Pasta sauce (tomato-garlic-meat)

Fittingly, the first post on Sauce (The Food Blog)--and hopefully the only post on the subject--is a recipe for a basic spicy tomato sauce to pour over your pasta. I don't actually much like pasta, or tomato based sauces, for that matter, but I have to admit they make a convenient meal. Plus, the sauce can be made in batches and stored in glass jars of plastic bowls with tight lids (which is what I do). Given half a chance, though, I'd make myself some good Indian-Chinese style chowmein with the killing ajinamoto seasoning. Yum yum! Pasta, alas, makes bloody awful chowmein substitute.

Anyway. Ingredients:

1. A jar of tomato-basil or tomato-garlic ready-to-eat pasta sauce OR a tin of peeled preserved tomatoes OR about ten medium-sized thoroughly washed and cleaned dishi tomatoes.
2. Peeled and crushed garlic, as many as you like (I like at least ten Indian or six American cloves).
3. Chillie flakes OR chopped dry red chillies (shukno lonka).
4. Salt, sugar, ground pepper.
5. 2 large onions, peeled and roughly (if you want your sauce to be chunky) or finely (if you don't) chopped. If in America, please use just one large red onion. It will be quite enough.
6. Vegetable or canola/rapeseed or sunflower oil. I'm sure most people would prefer olive, however, this is a blog for the financially challenged.

1. Oregano and fresh basil (tulshi leaves).
2. Meatballs/boneless pieces of meat/sausages.
3. Parmesan to garnish.

How to do eet:
1. If using tinned or whole tomatoes, chop them into little pieces. The better chopped, the more easily they will integrate. But if completely minced, they won't have time to acquire the fried flavour before disintegtrating into a semi-solid mass.
2. Heat oil in a spacious saucepan or wok. Add the onions and stir fry till they turn transparent and begin to smell (of lightly fried onions). Add the crushed garlic--and even if you have a garlic crusher, I prefer adding the actual garlic as well as the juice--and keep frying over a low-medium flame. It should be smelling quite delicious in about a minute or so. The onions should also be turning caramel brown.
3. If using whole or tinned tomatoes, add them now, turn up the heat to medium, and continue to fry. If adding ready-made sauce only, wait for the onions and garlic to be better fried (about one more minute).
4. Once the tomatoes are well fried (they will have let most of their water out by now, so there should a shallow broth in the pan), add the chopped basil, stir fry for about twenty seconds, and then add water. If adding only sauce, pour the whole jar before adding water, and mix well with onions and garlic.
5. Add salt, sugar and pepper. Stir the pan gently but well, folding all ingredients in thoroughly. Turn the flame up to medium-high and cover the pan. Make sure you've added enough water to keep the pan from charring and leaving you with one hell of a wash-up.

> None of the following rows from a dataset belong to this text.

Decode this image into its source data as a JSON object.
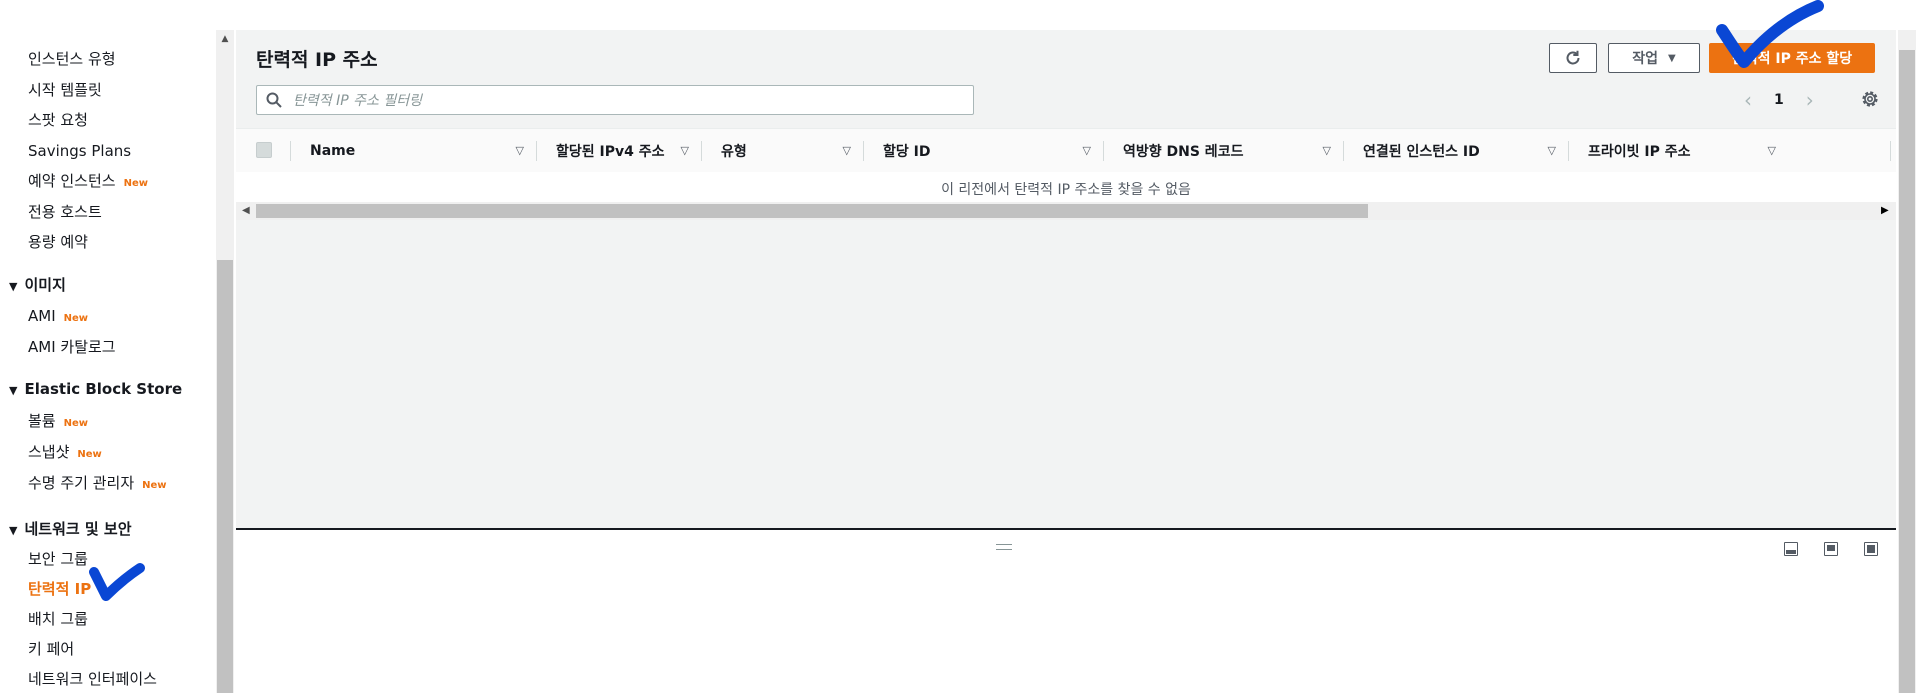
{
  "sidebar": {
    "items": [
      {
        "label": "인스턴스 유형"
      },
      {
        "label": "시작 템플릿"
      },
      {
        "label": "스팟 요청"
      },
      {
        "label": "Savings Plans"
      },
      {
        "label": "예약 인스턴스",
        "badge": "New"
      },
      {
        "label": "전용 호스트"
      },
      {
        "label": "용량 예약"
      }
    ],
    "sections": [
      {
        "title": "이미지",
        "items": [
          {
            "label": "AMI",
            "badge": "New"
          },
          {
            "label": "AMI 카탈로그"
          }
        ]
      },
      {
        "title": "Elastic Block Store",
        "items": [
          {
            "label": "볼륨",
            "badge": "New"
          },
          {
            "label": "스냅샷",
            "badge": "New"
          },
          {
            "label": "수명 주기 관리자",
            "badge": "New"
          }
        ]
      },
      {
        "title": "네트워크 및 보안",
        "items": [
          {
            "label": "보안 그룹"
          },
          {
            "label": "탄력적 IP",
            "active": true
          },
          {
            "label": "배치 그룹"
          },
          {
            "label": "키 페어"
          },
          {
            "label": "네트워크 인터페이스"
          }
        ]
      }
    ]
  },
  "main": {
    "title": "탄력적 IP 주소",
    "actions_label": "작업",
    "allocate_label": "탄력적 IP 주소 할당",
    "search_placeholder": "탄력적 IP 주소 필터링",
    "page_number": "1",
    "columns": [
      "Name",
      "할당된 IPv4 주소",
      "유형",
      "할당 ID",
      "역방향 DNS 레코드",
      "연결된 인스턴스 ID",
      "프라이빗 IP 주소"
    ],
    "empty_message": "이 리전에서 탄력적 IP 주소를 찾을 수 없음"
  },
  "colors": {
    "accent": "#ec7211",
    "annotation": "#0a47d4"
  }
}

(Meat Intervention) if using meatballs or sausages, fry them well--and I mean well, no pink meat should be visible anywhere, then chope the sausages into as large or small pieces as you want (the meatballs will disintegrate by themselves in the sauce, no chopping required). If using pieces of meat, make sure they have been marinated in lemon juice and salt for at least an hour (I prefer three) before chopping them into tiny pieces and frying them well too. Drain all fried meat and keep aside (end meat intervention).

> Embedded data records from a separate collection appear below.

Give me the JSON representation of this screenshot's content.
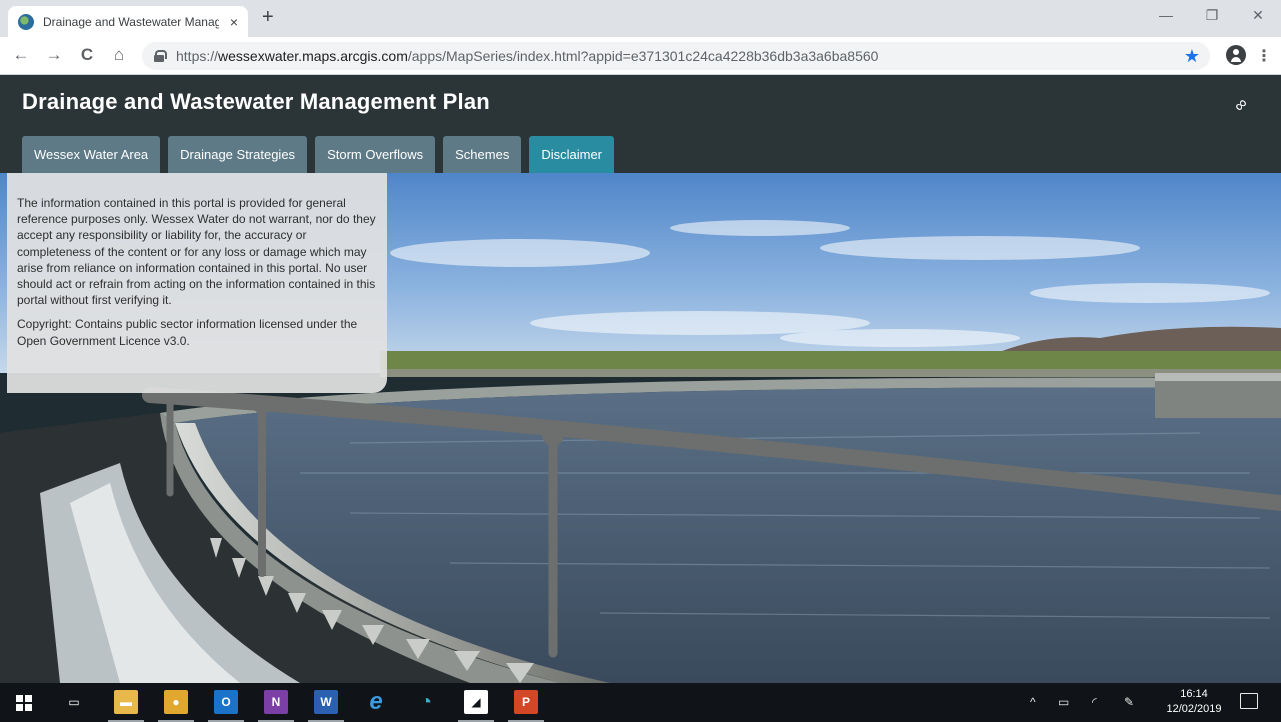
{
  "browser": {
    "tab_title": "Drainage and Wastewater Manag",
    "tab_close": "×",
    "new_tab": "+",
    "url_prefix": "https://",
    "url_host": "wessexwater.maps.arcgis.com",
    "url_path": "/apps/MapSeries/index.html?appid=e371301c24ca4228b36db3a3a6ba8560",
    "nav": {
      "back": "←",
      "forward": "→",
      "reload": "C",
      "home": "⌂"
    },
    "star": "★",
    "menu": "⋮",
    "window": {
      "minimize": "—",
      "restore": "❐",
      "close": "✕"
    }
  },
  "app": {
    "title": "Drainage and Wastewater Management Plan",
    "link_glyph": "∞",
    "tabs": [
      {
        "label": "Wessex Water Area",
        "active": false
      },
      {
        "label": "Drainage Strategies",
        "active": false
      },
      {
        "label": "Storm Overflows",
        "active": false
      },
      {
        "label": "Schemes",
        "active": false
      },
      {
        "label": "Disclaimer",
        "active": true
      }
    ]
  },
  "disclaimer": {
    "paragraph1": "The information contained in this portal is provided for general reference purposes only. Wessex Water do not warrant, nor do they accept any responsibility or liability for, the accuracy or completeness of the content or for any loss or damage which may arise from reliance on information contained in this portal. No user should act or refrain from acting on the information contained in this portal without first verifying it.",
    "paragraph2": "Copyright: Contains public sector information licensed under the Open Government Licence v3.0."
  },
  "taskbar": {
    "apps": [
      {
        "name": "task-view",
        "glyph": "▭",
        "color": "#101418"
      },
      {
        "name": "file-explorer",
        "glyph": "▬",
        "color": "#e8b84a"
      },
      {
        "name": "chrome",
        "glyph": "●",
        "color": "#e0a82e"
      },
      {
        "name": "outlook",
        "glyph": "O",
        "color": "#1a73c8"
      },
      {
        "name": "onenote",
        "glyph": "N",
        "color": "#7b3fa6"
      },
      {
        "name": "word",
        "glyph": "W",
        "color": "#2b5fb0"
      },
      {
        "name": "internet-explorer",
        "glyph": "e",
        "color": "#101418"
      },
      {
        "name": "search-app",
        "glyph": "◔",
        "color": "#101418"
      },
      {
        "name": "sticky-notes",
        "glyph": "◢",
        "color": "#ffffff"
      },
      {
        "name": "powerpoint",
        "glyph": "P",
        "color": "#d24726"
      }
    ],
    "tray": {
      "chevron": "^",
      "time": "16:14",
      "date": "12/02/2019"
    }
  }
}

6. Check back after about fifteen minutes. The sauce will very likely still be watery and will need some more boiling BUT, this is the time when you liberally (or not so liberally) layer the top of the sauce with chillie flakes/chopped shukno lonka and then fold it in well. Adding shukno lonka later adds that special bite to the sauce.
7. Add fried and drained meat. Fold in well. Sprinkle oregano on top. Fold in well again.
8. Cover and let it cook on medium-low for as long as it takes. I prefer a lower flame because that softens the meat and mixes the flavour better, but you may not have the time.
9. In the meanwhile, bring water to a boil. Add pasta. Cook till however well done you like your pasta. Drain the pasta on a colandar, chaalni, drainer. Let it stay that way while the sauce is being cooked. Flip it occasionally with a fork to make sure it doesn't get soggy inside.
10. Serve with a sprinkling of grated parmesan on top.